*** Study material Section Begins ***

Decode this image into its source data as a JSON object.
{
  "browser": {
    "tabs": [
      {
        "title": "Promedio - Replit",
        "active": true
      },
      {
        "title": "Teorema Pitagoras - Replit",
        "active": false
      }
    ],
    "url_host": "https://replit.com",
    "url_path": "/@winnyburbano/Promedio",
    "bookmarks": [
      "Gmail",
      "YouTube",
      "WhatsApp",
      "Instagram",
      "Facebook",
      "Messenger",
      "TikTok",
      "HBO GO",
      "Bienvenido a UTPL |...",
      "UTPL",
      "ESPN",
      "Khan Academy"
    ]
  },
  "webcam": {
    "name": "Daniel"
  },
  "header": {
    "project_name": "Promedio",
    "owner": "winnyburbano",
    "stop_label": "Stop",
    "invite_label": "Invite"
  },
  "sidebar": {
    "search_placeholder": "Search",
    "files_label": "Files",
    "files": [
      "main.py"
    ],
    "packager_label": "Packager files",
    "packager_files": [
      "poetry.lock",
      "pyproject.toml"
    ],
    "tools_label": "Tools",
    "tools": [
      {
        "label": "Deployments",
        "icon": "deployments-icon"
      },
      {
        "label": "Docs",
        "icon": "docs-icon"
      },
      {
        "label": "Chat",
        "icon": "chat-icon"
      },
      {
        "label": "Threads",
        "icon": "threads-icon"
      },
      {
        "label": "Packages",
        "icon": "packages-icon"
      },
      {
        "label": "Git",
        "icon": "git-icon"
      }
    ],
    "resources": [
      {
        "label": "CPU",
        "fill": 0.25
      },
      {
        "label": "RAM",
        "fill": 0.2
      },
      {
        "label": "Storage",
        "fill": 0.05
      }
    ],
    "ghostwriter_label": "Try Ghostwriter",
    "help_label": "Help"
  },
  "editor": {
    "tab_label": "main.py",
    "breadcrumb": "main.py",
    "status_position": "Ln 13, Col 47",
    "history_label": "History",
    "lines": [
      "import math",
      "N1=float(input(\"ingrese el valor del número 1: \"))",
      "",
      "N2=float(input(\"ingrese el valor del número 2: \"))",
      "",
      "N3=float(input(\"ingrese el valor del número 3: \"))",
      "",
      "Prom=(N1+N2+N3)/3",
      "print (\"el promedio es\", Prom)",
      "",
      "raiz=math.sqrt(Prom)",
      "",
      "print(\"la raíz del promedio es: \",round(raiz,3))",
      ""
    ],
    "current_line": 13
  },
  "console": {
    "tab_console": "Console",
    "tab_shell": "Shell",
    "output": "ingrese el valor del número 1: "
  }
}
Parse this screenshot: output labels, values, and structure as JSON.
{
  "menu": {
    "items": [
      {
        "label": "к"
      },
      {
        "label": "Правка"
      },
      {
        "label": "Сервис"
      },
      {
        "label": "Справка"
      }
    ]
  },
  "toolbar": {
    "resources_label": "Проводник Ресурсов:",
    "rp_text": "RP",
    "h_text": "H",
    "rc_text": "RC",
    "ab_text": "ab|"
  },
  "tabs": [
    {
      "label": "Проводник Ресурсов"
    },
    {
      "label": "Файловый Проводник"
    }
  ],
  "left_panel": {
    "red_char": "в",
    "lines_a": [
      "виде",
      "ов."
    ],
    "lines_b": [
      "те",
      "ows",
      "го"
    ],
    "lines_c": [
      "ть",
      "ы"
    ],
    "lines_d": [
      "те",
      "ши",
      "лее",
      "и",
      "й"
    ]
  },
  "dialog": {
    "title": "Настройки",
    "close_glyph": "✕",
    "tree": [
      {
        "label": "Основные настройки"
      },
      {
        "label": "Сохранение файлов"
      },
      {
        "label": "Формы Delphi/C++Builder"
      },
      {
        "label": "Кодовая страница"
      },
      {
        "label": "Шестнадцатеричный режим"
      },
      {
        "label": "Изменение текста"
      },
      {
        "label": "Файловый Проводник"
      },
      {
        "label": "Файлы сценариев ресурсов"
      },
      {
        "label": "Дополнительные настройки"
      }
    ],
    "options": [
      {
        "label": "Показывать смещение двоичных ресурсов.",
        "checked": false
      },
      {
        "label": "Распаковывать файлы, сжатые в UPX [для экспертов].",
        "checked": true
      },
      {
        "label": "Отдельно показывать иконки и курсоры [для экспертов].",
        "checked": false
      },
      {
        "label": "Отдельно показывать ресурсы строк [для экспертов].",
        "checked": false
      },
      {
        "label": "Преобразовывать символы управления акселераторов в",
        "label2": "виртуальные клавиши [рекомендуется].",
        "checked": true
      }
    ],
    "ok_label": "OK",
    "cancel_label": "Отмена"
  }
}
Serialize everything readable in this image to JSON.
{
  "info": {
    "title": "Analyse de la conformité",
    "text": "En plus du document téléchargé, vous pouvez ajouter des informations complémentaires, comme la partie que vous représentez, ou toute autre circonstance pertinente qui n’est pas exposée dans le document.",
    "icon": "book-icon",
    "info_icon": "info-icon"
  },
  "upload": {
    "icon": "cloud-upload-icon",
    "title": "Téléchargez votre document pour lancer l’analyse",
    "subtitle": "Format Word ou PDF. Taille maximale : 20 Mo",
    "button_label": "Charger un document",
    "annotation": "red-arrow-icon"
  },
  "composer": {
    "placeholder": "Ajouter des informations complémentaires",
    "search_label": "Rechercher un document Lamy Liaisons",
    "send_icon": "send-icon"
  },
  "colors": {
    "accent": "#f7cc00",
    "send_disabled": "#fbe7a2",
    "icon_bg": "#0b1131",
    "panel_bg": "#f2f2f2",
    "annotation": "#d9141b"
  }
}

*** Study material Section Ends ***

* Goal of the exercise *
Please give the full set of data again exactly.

* Result *
Decode this image into its source data as a JSON object.
{
  "browser": {
    "tabs": [
      {
        "title": "Promedio - Replit",
        "active": true
      },
      {
        "title": "Teorema Pitagoras - Replit",
        "active": false
      }
    ],
    "url_host": "https://replit.com",
    "url_path": "/@winnyburbano/Promedio",
    "bookmarks": [
      "Gmail",
      "YouTube",
      "WhatsApp",
      "Instagram",
      "Facebook",
      "Messenger",
      "TikTok",
      "HBO GO",
      "Bienvenido a UTPL |...",
      "UTPL",
      "ESPN",
      "Khan Academy"
    ]
  },
  "webcam": {
    "name": "Daniel"
  },
  "header": {
    "project_name": "Promedio",
    "owner": "winnyburbano",
    "stop_label": "Stop",
    "invite_label": "Invite"
  },
  "sidebar": {
    "search_placeholder": "Search",
    "files_label": "Files",
    "files": [
      "main.py"
    ],
    "packager_label": "Packager files",
    "packager_files": [
      "poetry.lock",
      "pyproject.toml"
    ],
    "tools_label": "Tools",
    "tools": [
      {
        "label": "Deployments",
        "icon": "deployments-icon"
      },
      {
        "label": "Docs",
        "icon": "docs-icon"
      },
      {
        "label": "Chat",
        "icon": "chat-icon"
      },
      {
        "label": "Threads",
        "icon": "threads-icon"
      },
      {
        "label": "Packages",
        "icon": "packages-icon"
      },
      {
        "label": "Git",
        "icon": "git-icon"
      }
    ],
    "resources": [
      {
        "label": "CPU",
        "fill": 0.25
      },
      {
        "label": "RAM",
        "fill": 0.2
      },
      {
        "label": "Storage",
        "fill": 0.05
      }
    ],
    "ghostwriter_label": "Try Ghostwriter",
    "help_label": "Help"
  },
  "editor": {
    "tab_label": "main.py",
    "breadcrumb": "main.py",
    "status_position": "Ln 13, Col 47",
    "history_label": "History",
    "lines": [
      "import math",
      "N1=float(input(\"ingrese el valor del número 1: \"))",
      "",
      "N2=float(input(\"ingrese el valor del número 2: \"))",
      "",
      "N3=float(input(\"ingrese el valor del número 3: \"))",
      "",
      "Prom=(N1+N2+N3)/3",
      "print (\"el promedio es\", Prom)",
      "",
      "raiz=math.sqrt(Prom)",
      "",
      "print(\"la raíz del promedio es: \",round(raiz,3))",
      ""
    ],
    "current_line": 13
  },
  "console": {
    "tab_console": "Console",
    "tab_shell": "Shell",
    "output": "ingrese el valor del número 1: "
  }
}
Parse this screenshot: output labels, values, and structure as JSON.
{
  "menu": {
    "items": [
      {
        "label": "к"
      },
      {
        "label": "Правка"
      },
      {
        "label": "Сервис"
      },
      {
        "label": "Справка"
      }
    ]
  },
  "toolbar": {
    "resources_label": "Проводник Ресурсов:",
    "rp_text": "RP",
    "h_text": "H",
    "rc_text": "RC",
    "ab_text": "ab|"
  },
  "tabs": [
    {
      "label": "Проводник Ресурсов"
    },
    {
      "label": "Файловый Проводник"
    }
  ],
  "left_panel": {
    "red_char": "в",
    "lines_a": [
      "виде",
      "ов."
    ],
    "lines_b": [
      "те",
      "ows",
      "го"
    ],
    "lines_c": [
      "ть",
      "ы"
    ],
    "lines_d": [
      "те",
      "ши",
      "лее",
      "и",
      "й"
    ]
  },
  "dialog": {
    "title": "Настройки",
    "close_glyph": "✕",
    "tree": [
      {
        "label": "Основные настройки"
      },
      {
        "label": "Сохранение файлов"
      },
      {
        "label": "Формы Delphi/C++Builder"
      },
      {
        "label": "Кодовая страница"
      },
      {
        "label": "Шестнадцатеричный режим"
      },
      {
        "label": "Изменение текста"
      },
      {
        "label": "Файловый Проводник"
      },
      {
        "label": "Файлы сценариев ресурсов"
      },
      {
        "label": "Дополнительные настройки"
      }
    ],
    "options": [
      {
        "label": "Показывать смещение двоичных ресурсов.",
        "checked": false
      },
      {
        "label": "Распаковывать файлы, сжатые в UPX [для экспертов].",
        "checked": true
      },
      {
        "label": "Отдельно показывать иконки и курсоры [для экспертов].",
        "checked": false
      },
      {
        "label": "Отдельно показывать ресурсы строк [для экспертов].",
        "checked": false
      },
      {
        "label": "Преобразовывать символы управления акселераторов в",
        "label2": "виртуальные клавиши [рекомендуется].",
        "checked": true
      }
    ],
    "ok_label": "OK",
    "cancel_label": "Отмена"
  }
}
Serialize everything readable in this image to JSON.
{
  "info": {
    "title": "Analyse de la conformité",
    "text": "En plus du document téléchargé, vous pouvez ajouter des informations complémentaires, comme la partie que vous représentez, ou toute autre circonstance pertinente qui n’est pas exposée dans le document.",
    "icon": "book-icon",
    "info_icon": "info-icon"
  },
  "upload": {
    "icon": "cloud-upload-icon",
    "title": "Téléchargez votre document pour lancer l’analyse",
    "subtitle": "Format Word ou PDF. Taille maximale : 20 Mo",
    "button_label": "Charger un document",
    "annotation": "red-arrow-icon"
  },
  "composer": {
    "placeholder": "Ajouter des informations complémentaires",
    "search_label": "Rechercher un document Lamy Liaisons",
    "send_icon": "send-icon"
  },
  "colors": {
    "accent": "#f7cc00",
    "send_disabled": "#fbe7a2",
    "icon_bg": "#0b1131",
    "panel_bg": "#f2f2f2",
    "annotation": "#d9141b"
  }
}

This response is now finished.